DATA PROVIDED →

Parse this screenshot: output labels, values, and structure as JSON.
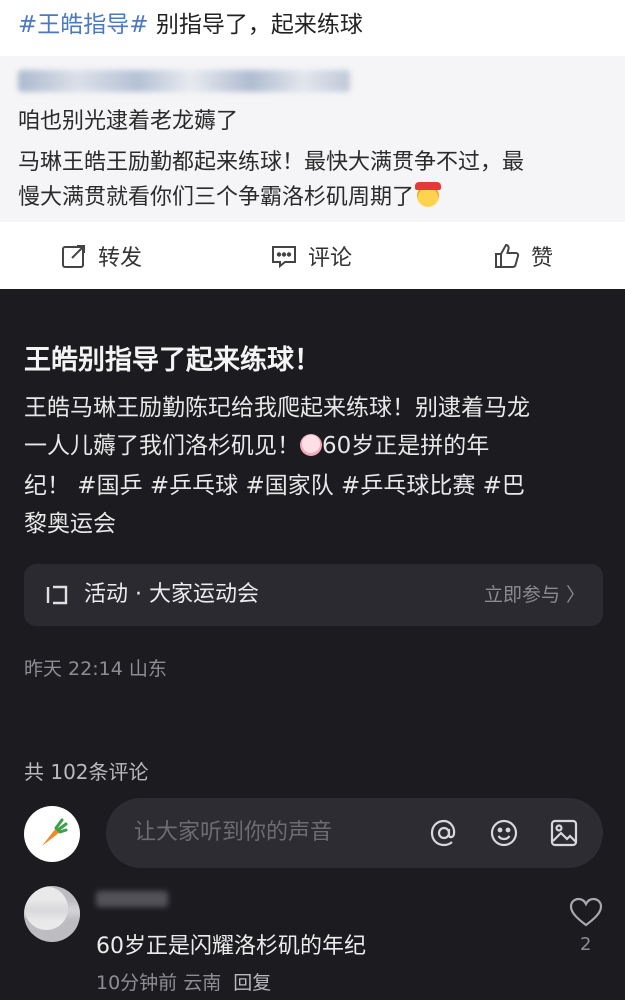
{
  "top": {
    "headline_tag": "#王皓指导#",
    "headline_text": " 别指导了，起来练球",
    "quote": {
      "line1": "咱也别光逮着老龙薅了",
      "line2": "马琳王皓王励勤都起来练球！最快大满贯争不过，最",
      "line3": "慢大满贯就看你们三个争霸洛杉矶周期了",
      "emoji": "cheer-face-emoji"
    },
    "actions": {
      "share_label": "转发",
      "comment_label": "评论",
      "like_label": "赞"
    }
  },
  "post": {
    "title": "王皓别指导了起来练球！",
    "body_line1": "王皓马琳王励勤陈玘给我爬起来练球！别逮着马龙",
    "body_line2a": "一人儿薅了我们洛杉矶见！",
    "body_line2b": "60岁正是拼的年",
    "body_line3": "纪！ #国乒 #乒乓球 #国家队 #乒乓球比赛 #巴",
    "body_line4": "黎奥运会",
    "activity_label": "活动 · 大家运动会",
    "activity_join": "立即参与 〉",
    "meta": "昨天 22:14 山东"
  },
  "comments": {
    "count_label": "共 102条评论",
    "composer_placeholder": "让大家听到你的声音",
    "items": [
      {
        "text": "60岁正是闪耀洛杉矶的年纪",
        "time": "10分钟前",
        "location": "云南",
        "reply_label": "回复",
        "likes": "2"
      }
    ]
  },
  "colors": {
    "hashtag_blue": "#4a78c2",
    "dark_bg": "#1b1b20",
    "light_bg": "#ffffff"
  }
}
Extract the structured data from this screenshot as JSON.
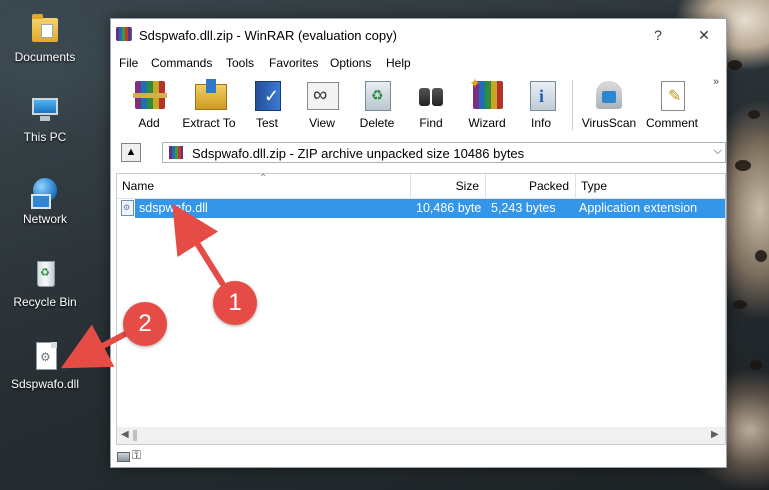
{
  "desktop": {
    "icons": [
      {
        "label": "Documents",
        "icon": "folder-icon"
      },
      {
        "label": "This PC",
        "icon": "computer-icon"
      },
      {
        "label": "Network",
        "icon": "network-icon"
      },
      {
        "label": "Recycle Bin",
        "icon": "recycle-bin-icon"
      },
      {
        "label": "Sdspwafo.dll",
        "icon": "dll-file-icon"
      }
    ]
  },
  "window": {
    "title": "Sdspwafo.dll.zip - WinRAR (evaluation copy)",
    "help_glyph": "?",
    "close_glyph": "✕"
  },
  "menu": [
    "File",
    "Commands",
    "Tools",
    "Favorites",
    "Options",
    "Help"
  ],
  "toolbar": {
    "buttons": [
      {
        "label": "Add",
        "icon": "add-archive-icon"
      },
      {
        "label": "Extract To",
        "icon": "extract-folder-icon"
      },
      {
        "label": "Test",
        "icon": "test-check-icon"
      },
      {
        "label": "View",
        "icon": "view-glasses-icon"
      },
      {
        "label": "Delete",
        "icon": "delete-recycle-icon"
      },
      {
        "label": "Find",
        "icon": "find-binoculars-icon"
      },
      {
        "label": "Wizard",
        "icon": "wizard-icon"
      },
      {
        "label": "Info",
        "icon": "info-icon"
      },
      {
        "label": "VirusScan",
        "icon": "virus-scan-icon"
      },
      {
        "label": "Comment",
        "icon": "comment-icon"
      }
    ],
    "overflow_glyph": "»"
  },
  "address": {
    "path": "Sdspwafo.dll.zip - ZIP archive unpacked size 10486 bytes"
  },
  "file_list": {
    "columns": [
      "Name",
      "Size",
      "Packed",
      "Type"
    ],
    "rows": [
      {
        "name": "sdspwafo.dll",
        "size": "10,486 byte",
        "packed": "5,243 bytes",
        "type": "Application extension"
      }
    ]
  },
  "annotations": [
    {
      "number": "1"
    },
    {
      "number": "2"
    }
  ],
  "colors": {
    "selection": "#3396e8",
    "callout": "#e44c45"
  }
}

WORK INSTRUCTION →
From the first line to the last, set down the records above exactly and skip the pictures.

YOUR RESPONSE →
Parse this screenshot: output labels, values, and structure as JSON.
{
  "top": {
    "headline_tag": "#王皓指导#",
    "headline_text": " 别指导了，起来练球",
    "quote": {
      "line1": "咱也别光逮着老龙薅了",
      "line2": "马琳王皓王励勤都起来练球！最快大满贯争不过，最",
      "line3": "慢大满贯就看你们三个争霸洛杉矶周期了",
      "emoji": "cheer-face-emoji"
    },
    "actions": {
      "share_label": "转发",
      "comment_label": "评论",
      "like_label": "赞"
    }
  },
  "post": {
    "title": "王皓别指导了起来练球！",
    "body_line1": "王皓马琳王励勤陈玘给我爬起来练球！别逮着马龙",
    "body_line2a": "一人儿薅了我们洛杉矶见！",
    "body_line2b": "60岁正是拼的年",
    "body_line3": "纪！ #国乒 #乒乓球 #国家队 #乒乓球比赛 #巴",
    "body_line4": "黎奥运会",
    "activity_label": "活动 · 大家运动会",
    "activity_join": "立即参与 〉",
    "meta": "昨天 22:14 山东"
  },
  "comments": {
    "count_label": "共 102条评论",
    "composer_placeholder": "让大家听到你的声音",
    "items": [
      {
        "text": "60岁正是闪耀洛杉矶的年纪",
        "time": "10分钟前",
        "location": "云南",
        "reply_label": "回复",
        "likes": "2"
      }
    ]
  },
  "colors": {
    "hashtag_blue": "#4a78c2",
    "dark_bg": "#1b1b20",
    "light_bg": "#ffffff"
  }
}
Extract the structured data from this screenshot as JSON.
{
  "desktop": {
    "icons": [
      {
        "label": "Documents",
        "icon": "folder-icon"
      },
      {
        "label": "This PC",
        "icon": "computer-icon"
      },
      {
        "label": "Network",
        "icon": "network-icon"
      },
      {
        "label": "Recycle Bin",
        "icon": "recycle-bin-icon"
      },
      {
        "label": "Sdspwafo.dll",
        "icon": "dll-file-icon"
      }
    ]
  },
  "window": {
    "title": "Sdspwafo.dll.zip - WinRAR (evaluation copy)",
    "help_glyph": "?",
    "close_glyph": "✕"
  },
  "menu": [
    "File",
    "Commands",
    "Tools",
    "Favorites",
    "Options",
    "Help"
  ],
  "toolbar": {
    "buttons": [
      {
        "label": "Add",
        "icon": "add-archive-icon"
      },
      {
        "label": "Extract To",
        "icon": "extract-folder-icon"
      },
      {
        "label": "Test",
        "icon": "test-check-icon"
      },
      {
        "label": "View",
        "icon": "view-glasses-icon"
      },
      {
        "label": "Delete",
        "icon": "delete-recycle-icon"
      },
      {
        "label": "Find",
        "icon": "find-binoculars-icon"
      },
      {
        "label": "Wizard",
        "icon": "wizard-icon"
      },
      {
        "label": "Info",
        "icon": "info-icon"
      },
      {
        "label": "VirusScan",
        "icon": "virus-scan-icon"
      },
      {
        "label": "Comment",
        "icon": "comment-icon"
      }
    ],
    "overflow_glyph": "»"
  },
  "address": {
    "path": "Sdspwafo.dll.zip - ZIP archive unpacked size 10486 bytes"
  },
  "file_list": {
    "columns": [
      "Name",
      "Size",
      "Packed",
      "Type"
    ],
    "rows": [
      {
        "name": "sdspwafo.dll",
        "size": "10,486 byte",
        "packed": "5,243 bytes",
        "type": "Application extension"
      }
    ]
  },
  "annotations": [
    {
      "number": "1"
    },
    {
      "number": "2"
    }
  ],
  "colors": {
    "selection": "#3396e8",
    "callout": "#e44c45"
  }
}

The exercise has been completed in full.